If it sounds like I’m ragging on color photos of shit burning, I’m not. While I certainly like being put in the driver’s seat for first-hand reports of dangerous actions, I also know there is more breadth and imagination to the ways we could rebel. The time that we could be impressed by definitively disrupting major meetings of world leaders is over, and it’s obvious we need to grow and do a lot more. Crimethinc, in their introductory essay, even admits that the political terrain and media they began with has changed. Fine. Let’s adapt.
One idea the journal presents is that, in lieu of people uniting as workers in their workplace, or students at their schools, or any class adhering to their place within the matrix of capitalist life, that in a time of increased economic flux, when production and jobs flow like water, finding people more ripe for exploitation when currently exploited people rise up, those most dispossessed should unite with those who may await their fate. An event like the Great Recession should teach us that nothing is guaranteed to anyone in this economy and the capitalists will be the ones to recover best in times of a crisis they manage. This reinforces the notion that we need to understand one another more fully and teach each other novel ways to fight, so that we can see the social tinder that a momentary revolt will bring the spark to, in order to bring about lasting revolutionary change. Anarchist media, to the degree to which it should exist at all, should not only popularize our means of struggle, but explain our ends and explore those of others. It’s something at which Rolling Thunder often succeeds, but sometimes fails.
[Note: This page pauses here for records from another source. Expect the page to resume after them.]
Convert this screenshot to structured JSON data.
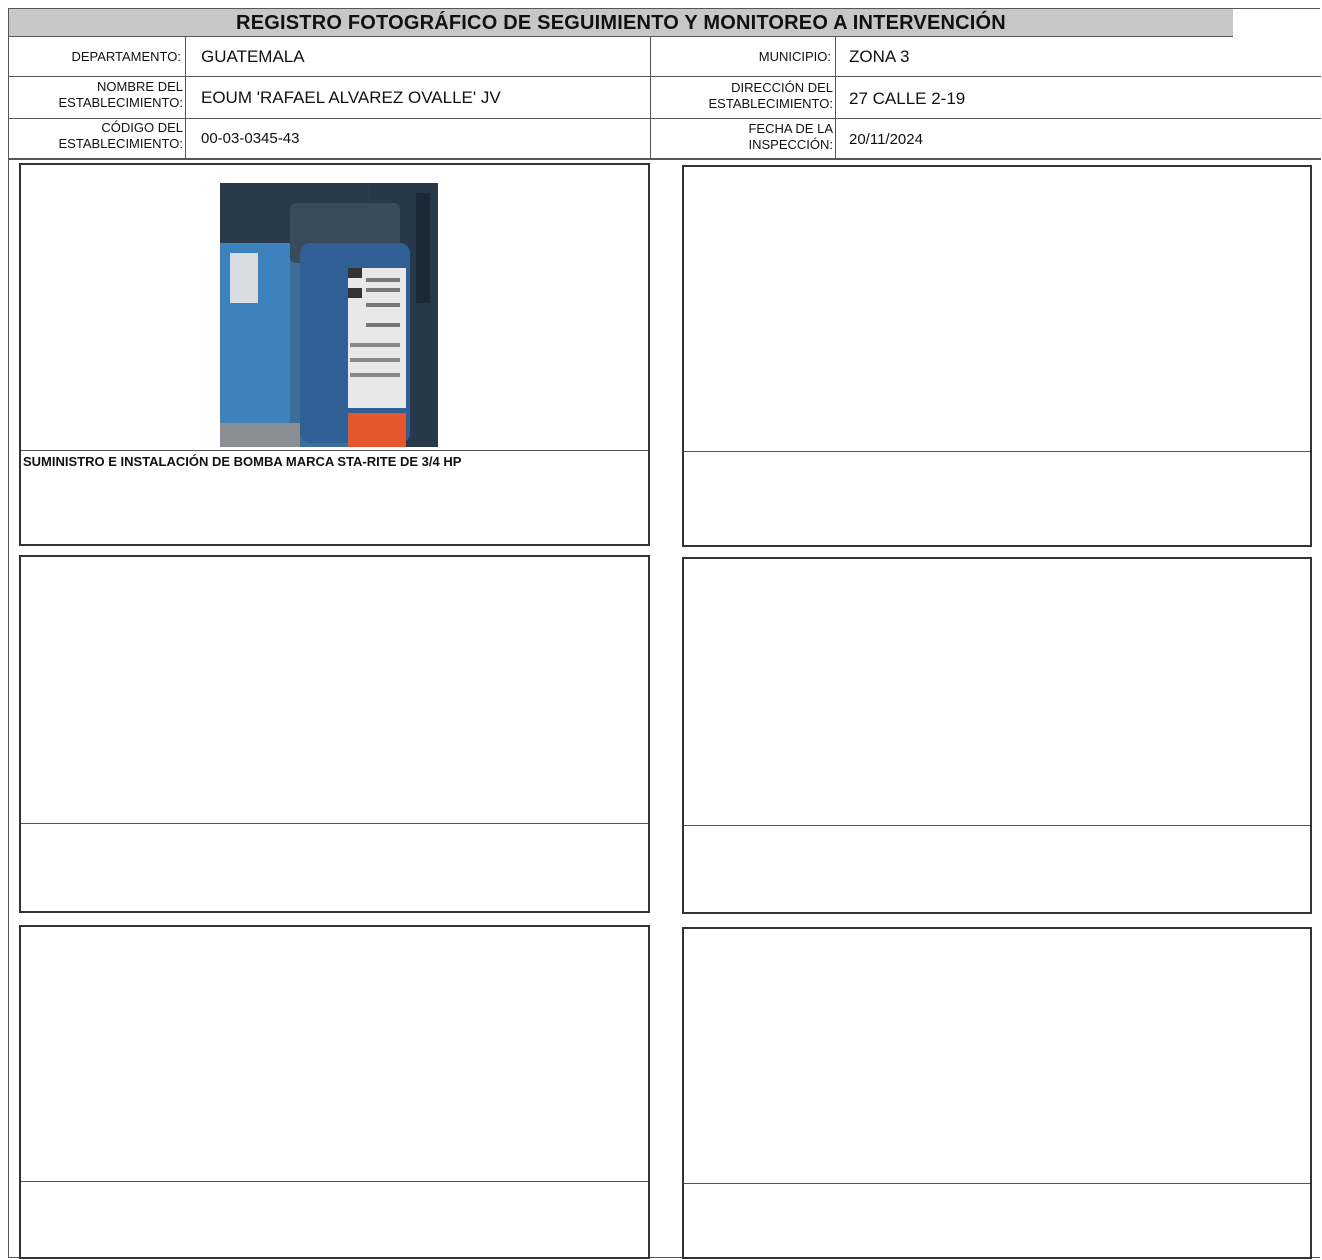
{
  "header": {
    "title": "REGISTRO FOTOGRÁFICO DE SEGUIMIENTO Y MONITOREO A INTERVENCIÓN"
  },
  "info": {
    "departamento_label": "DEPARTAMENTO:",
    "departamento_value": "GUATEMALA",
    "municipio_label": "MUNICIPIO:",
    "municipio_value": "ZONA 3",
    "nombre_label_1": "NOMBRE DEL",
    "nombre_label_2": "ESTABLECIMIENTO:",
    "nombre_value": "EOUM 'RAFAEL ALVAREZ OVALLE' JV",
    "direccion_label_1": "DIRECCIÓN DEL",
    "direccion_label_2": "ESTABLECIMIENTO:",
    "direccion_value": "27 CALLE 2-19",
    "codigo_label_1": "CÓDIGO DEL",
    "codigo_label_2": "ESTABLECIMIENTO:",
    "codigo_value": "00-03-0345-43",
    "fecha_label_1": "FECHA DE LA",
    "fecha_label_2": "INSPECCIÓN:",
    "fecha_value": "20/11/2024"
  },
  "photos": [
    {
      "caption": "SUMINISTRO E INSTALACIÓN DE BOMBA MARCA STA-RITE DE 3/4 HP",
      "has_image": true
    },
    {
      "caption": "",
      "has_image": false
    },
    {
      "caption": "",
      "has_image": false
    },
    {
      "caption": "",
      "has_image": false
    },
    {
      "caption": "",
      "has_image": false
    },
    {
      "caption": "",
      "has_image": false
    }
  ],
  "colors": {
    "title_bg": "#c7c7c7",
    "pump_blue": "#2f6fa8",
    "label_white": "#e8e8e8",
    "label_orange": "#e4572e"
  }
}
The journal’s five bucks, meaning it’s sold at or below cost, so pick it up and, insofar as they’ve been an inspiration to me, tell them “Thank you” or “Fuck you” for my contribution to this paper.